**WORK TO BE COMPLETED:** I would like every line of the records below that contains the word "info" copied.

────────────────

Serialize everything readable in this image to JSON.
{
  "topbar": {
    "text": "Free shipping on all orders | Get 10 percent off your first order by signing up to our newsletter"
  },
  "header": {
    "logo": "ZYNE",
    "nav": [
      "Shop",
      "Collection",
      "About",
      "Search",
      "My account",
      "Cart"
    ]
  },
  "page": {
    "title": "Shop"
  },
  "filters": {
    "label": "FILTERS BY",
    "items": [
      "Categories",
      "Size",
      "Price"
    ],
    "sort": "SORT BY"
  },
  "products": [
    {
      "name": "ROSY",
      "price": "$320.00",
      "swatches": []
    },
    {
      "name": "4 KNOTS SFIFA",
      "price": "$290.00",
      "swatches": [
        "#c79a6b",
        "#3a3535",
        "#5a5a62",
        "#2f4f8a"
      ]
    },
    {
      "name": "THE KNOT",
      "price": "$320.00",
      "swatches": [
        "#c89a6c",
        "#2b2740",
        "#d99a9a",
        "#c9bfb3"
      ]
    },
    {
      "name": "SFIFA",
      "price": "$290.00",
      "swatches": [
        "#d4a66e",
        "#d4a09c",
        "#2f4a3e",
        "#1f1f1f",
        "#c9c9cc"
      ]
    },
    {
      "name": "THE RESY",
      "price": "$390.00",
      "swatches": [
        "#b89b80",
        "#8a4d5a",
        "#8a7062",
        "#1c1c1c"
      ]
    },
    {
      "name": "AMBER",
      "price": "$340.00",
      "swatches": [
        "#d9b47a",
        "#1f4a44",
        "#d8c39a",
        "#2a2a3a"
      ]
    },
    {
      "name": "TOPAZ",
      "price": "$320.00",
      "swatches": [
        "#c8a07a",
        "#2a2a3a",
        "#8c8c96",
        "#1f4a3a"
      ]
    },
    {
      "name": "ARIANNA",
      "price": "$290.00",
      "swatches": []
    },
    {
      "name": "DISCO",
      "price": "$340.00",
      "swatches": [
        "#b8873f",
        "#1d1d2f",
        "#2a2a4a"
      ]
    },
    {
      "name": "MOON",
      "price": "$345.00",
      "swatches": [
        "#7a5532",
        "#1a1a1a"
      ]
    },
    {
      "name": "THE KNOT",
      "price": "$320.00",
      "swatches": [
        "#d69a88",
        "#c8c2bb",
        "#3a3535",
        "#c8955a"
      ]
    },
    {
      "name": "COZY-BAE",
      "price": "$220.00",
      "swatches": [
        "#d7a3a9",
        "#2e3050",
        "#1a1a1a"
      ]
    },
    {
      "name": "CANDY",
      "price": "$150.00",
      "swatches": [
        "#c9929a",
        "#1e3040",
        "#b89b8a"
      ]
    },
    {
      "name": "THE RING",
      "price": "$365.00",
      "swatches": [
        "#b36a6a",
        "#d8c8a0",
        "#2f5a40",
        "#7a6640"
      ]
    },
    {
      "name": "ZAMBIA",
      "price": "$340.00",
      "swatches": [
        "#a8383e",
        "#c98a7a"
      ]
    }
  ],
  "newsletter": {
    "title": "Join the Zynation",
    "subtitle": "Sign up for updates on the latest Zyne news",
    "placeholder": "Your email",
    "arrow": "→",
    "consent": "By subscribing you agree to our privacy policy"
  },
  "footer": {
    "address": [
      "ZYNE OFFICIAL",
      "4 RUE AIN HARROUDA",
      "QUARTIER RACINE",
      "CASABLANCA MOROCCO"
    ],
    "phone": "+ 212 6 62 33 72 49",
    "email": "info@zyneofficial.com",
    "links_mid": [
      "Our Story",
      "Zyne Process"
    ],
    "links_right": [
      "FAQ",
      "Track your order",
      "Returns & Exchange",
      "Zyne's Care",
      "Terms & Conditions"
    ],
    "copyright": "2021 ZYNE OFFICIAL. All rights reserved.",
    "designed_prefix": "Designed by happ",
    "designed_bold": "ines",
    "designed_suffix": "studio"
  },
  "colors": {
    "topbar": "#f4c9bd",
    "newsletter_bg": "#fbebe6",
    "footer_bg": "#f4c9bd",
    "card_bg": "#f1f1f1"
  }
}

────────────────

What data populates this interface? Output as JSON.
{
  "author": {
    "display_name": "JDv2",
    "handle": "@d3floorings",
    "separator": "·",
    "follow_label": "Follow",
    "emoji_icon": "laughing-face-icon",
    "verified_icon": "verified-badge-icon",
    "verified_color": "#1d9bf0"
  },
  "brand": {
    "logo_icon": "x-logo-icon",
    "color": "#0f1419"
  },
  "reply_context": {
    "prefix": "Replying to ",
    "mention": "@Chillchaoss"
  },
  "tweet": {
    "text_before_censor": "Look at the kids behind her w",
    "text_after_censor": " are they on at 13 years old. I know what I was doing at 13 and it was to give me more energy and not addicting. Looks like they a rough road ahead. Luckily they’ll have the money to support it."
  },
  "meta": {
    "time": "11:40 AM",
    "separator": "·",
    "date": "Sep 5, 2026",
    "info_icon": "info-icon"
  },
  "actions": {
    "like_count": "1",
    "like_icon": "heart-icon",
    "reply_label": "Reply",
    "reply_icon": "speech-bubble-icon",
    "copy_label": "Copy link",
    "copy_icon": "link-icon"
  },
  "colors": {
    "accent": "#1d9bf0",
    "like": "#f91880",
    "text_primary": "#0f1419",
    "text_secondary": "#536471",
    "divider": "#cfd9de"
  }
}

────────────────

**EXERCISE OUTPUT:**
    "email": "info@zyneofficial.com",
    "info_icon": "info-icon"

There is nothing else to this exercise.